GRAMBLING, La. (KTAL/KMSS) – Grambling State University is set to honor former GSU quarter back and NFL player Doug Williams.
GSU with the department of athletics will hold a special street naming ceremony on the corner of Facilities and Stadium Drive in Grambling, La. ceremony at 3 p.m. on Friday, July 12 to honor Williams.
Williams, who was a two-time recipient of the Black College Player of the Year Award, attended Grambling State. He guided the GSU Tigers to a 36-7 record as a four-year starter at quarterback and to three Southwestern Athletic Conference (SWAC) Championships.
In 1977, Williams led the NCAA in several categories, including total yards from scrimmage (3,249), passing yards (3,286), touchdown passes (38), and yards per play (8.6). He finished fourth in the Heisman Trophy voting, behind Earl Campbell, Terry Miller and Ken MacAfee.
Williams graduated from Grambling State with a bachelor’s degree in education and began working on his master’s degree before he was drafted to the NFL Draft in 1978.

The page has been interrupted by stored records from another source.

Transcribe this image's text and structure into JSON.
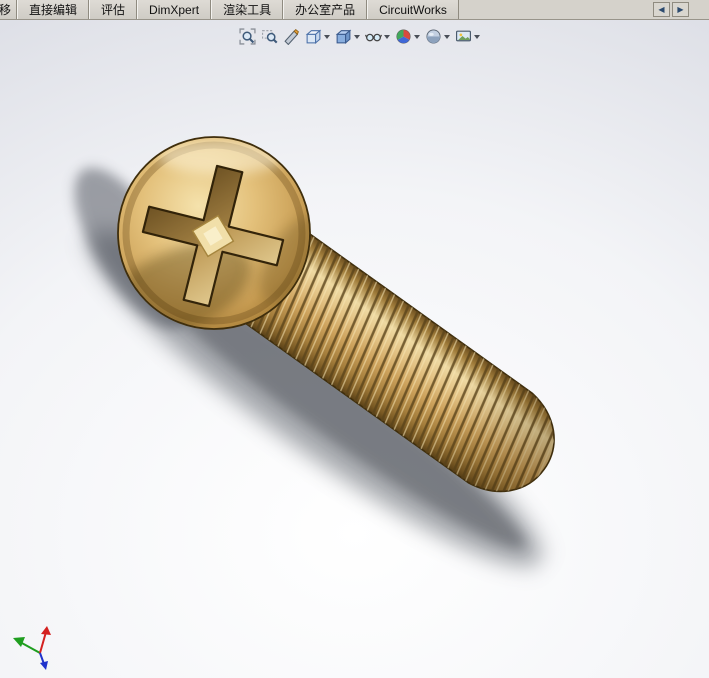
{
  "tab_bar": {
    "tabs": [
      {
        "label": "移"
      },
      {
        "label": "直接编辑"
      },
      {
        "label": "评估"
      },
      {
        "label": "DimXpert"
      },
      {
        "label": "渲染工具"
      },
      {
        "label": "办公室产品"
      },
      {
        "label": "CircuitWorks"
      }
    ],
    "left_button_glyph": "◀",
    "right_button_glyph": "▶"
  },
  "heads_up_toolbar": {
    "buttons": [
      {
        "name": "zoom-to-fit",
        "dropdown": false
      },
      {
        "name": "zoom-to-area",
        "dropdown": false
      },
      {
        "name": "section-view",
        "dropdown": false
      },
      {
        "name": "view-orientation",
        "dropdown": true
      },
      {
        "name": "display-style",
        "dropdown": true
      },
      {
        "name": "hide-show-items",
        "dropdown": true
      },
      {
        "name": "edit-appearance",
        "dropdown": true
      },
      {
        "name": "apply-scene",
        "dropdown": true
      },
      {
        "name": "view-settings",
        "dropdown": true
      }
    ]
  },
  "viewport": {
    "background_top": "#c6c9d4",
    "background_bottom": "#ffffff",
    "screw_gold_highlight": "#eed9a2",
    "screw_gold_mid": "#cda25c",
    "screw_gold_dark": "#66491c",
    "shadow_color": "#4e535c"
  },
  "orientation_triad": {
    "x_axis_color": "#d42020",
    "y_axis_color": "#1f9e1f",
    "z_axis_color": "#2033cc"
  }
}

Despite the success that he enjoyed on the football field, then-Tampa Bay Buccaneers offensive coordinator Joe Gibbs was the only NFL coach that visited Williams. Gibbs spent two days with Williams, reviewing play books, film and going through passing drills. Gibbs rated Williams as the best quarterback in the draft and the Buccaneers selected the 6-foot-4 quarterback in the first round (17th overall) in the 1978 NFL Draft. With that selection, Williams became the first African-American quarterback taken in the first round of an NFL Draft.

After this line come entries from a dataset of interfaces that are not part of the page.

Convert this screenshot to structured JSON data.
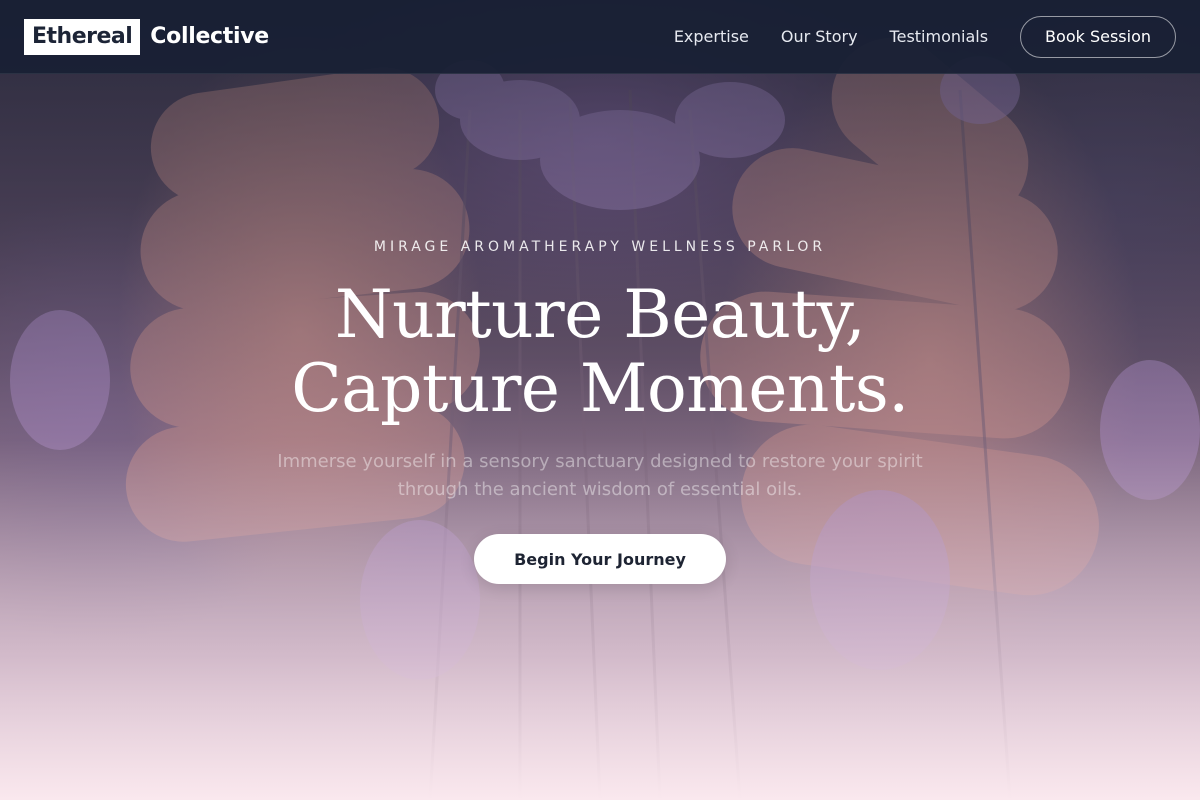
{
  "brand": {
    "logo_box_text": "Ethereal",
    "logo_text": "Collective"
  },
  "nav": {
    "links": [
      {
        "label": "Expertise"
      },
      {
        "label": "Our Story"
      },
      {
        "label": "Testimonials"
      }
    ],
    "book_label": "Book Session"
  },
  "hero": {
    "eyebrow": "MIRAGE AROMATHERAPY WELLNESS PARLOR",
    "headline_line1": "Nurture Beauty,",
    "headline_line2": "Capture Moments.",
    "subtext": "Immerse yourself in a sensory sanctuary designed to restore your spirit through the ancient wisdom of essential oils.",
    "cta_label": "Begin Your Journey",
    "background_image": "hands-holding-lavender-photo"
  },
  "colors": {
    "header_bg": "#182034",
    "accent_lavender": "#a98bc4",
    "hero_fade": "#fae8ee",
    "text_white": "#ffffff",
    "button_text": "#1e2433"
  }
}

Williams, who threw for 16,998 yards in his professional career, played for the Tampa Bay Buccaneers (1978-1982), Oklahoma/Arizona Outlaws of the USFL (1984-1985) and the Washington Redskins (1986-1989).
After a career with the Redskins, Williams worked as an executive with Tampa Bay (2004-2010), Virginia Destroyers (2010-11) and Washington Redskins (2014-present). He had a few stops as a head coach, first at Morehouse where he went 3-8 during the 1997. Williams returned to his alma mater, guiding the Tigers to an overall mark of 61-34 and a 36-23 SWAC record from 1998-2003 and 2011-2013. His 2000, 2001, 2002, 2003 and 2011 teams were SWAC West Division Champions. In addition, his team’s won the SWAC Championship three times (2000, 2001 and 2011) and Black College Football National Championship two times (2000 and 2001).